I made the lecture somewhat formal, with most of the bloopers cut out or redone but there was still a fluke in one of the slides and I left it there. I recorded my voice using a Zoom H1 and edited the video using Camtasia for Mac.

Taking in the comments from my last video lecture, I targeted a max of 10 mins and had a short introduction to indicate what I’m expecting from the viewers such as prior knowledge. The original lecture that I used in class was good for 45 minutes. Cutting out the interaction and mistakes, I was able to compress it to 9:58 but I think the flow is terribly fast.

Nonetheless, I believe the video is still educational. Feel free to comment below on what I need to improve on. Thanks in advance!

You can check out the video here.

08/29/13

C++ Pointers + Arrays

Finally got to upload the video lecture on C++ Pointers + Arrays. But honestly, I think it’s boring. I still need to practice making video lectures. This is like the 3rd one that I made but I’m still not getting the hang of it.

The more I make it formal, the less interesting it becomes. If I make it casual, it tends to be lengthy.

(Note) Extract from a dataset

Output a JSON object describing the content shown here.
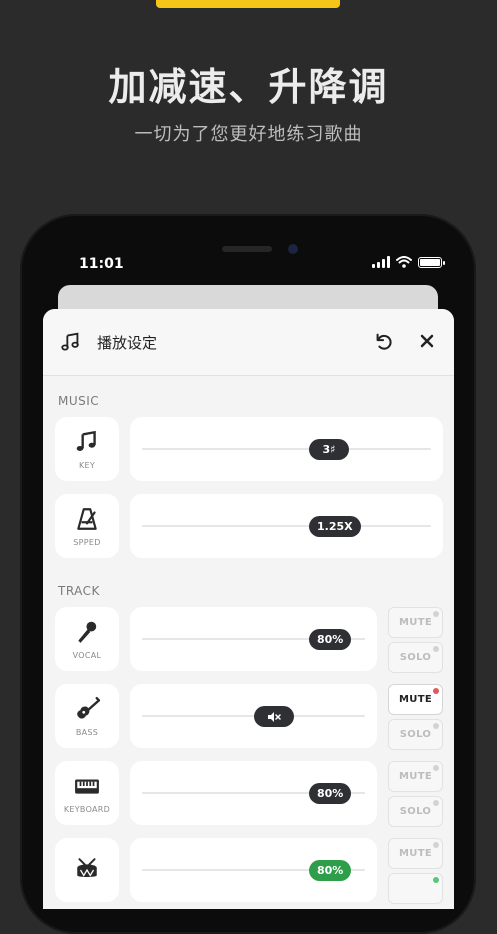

Aside from the entertainment factor, I found it difficult to draw on Adobe Photoshop. I tried to look for drawing tools that automatically smoothen out your pencil drawings but I couldn’t find one. My best bet was Autodesk Sketchbook Express for Mac which is free to download from the Mac App Store and iTunes. It has a different user experience which was clearly intended to be keyboard-free. All the controls and settings can be done from the widgets of the user interface. Pretty interesting approach there and fun to play with. Though I need more practice writing and drawing with the tablet.

As for screen recording, I’m using the best one out there and it’s TechSmith Camtasia for Mac which can be found here. What I’m using is the full version because the beta testing, which lasted for more than half a year, has ended and I got my free copy 😀

Nonetheless, the video can be found here. Feel free to comment but please be merciful.

I’ll try to make another one. Though I’m also exploring different methods aside from digital video lectures.

Edit: Oh look here! Autodesk is looking for beta testers for Sketchbook Pro!

08/25/13

Facebook Comments

That turned out easier than I expected…

I’m now using Facebook comments for this blog rather than the built-in comment system of WordPress. I followed the instructions here and it worked like a charm. I didn’t know making a Facebook App was that simple too. Amazing.

Thank goodness for nerds like Fat Panda.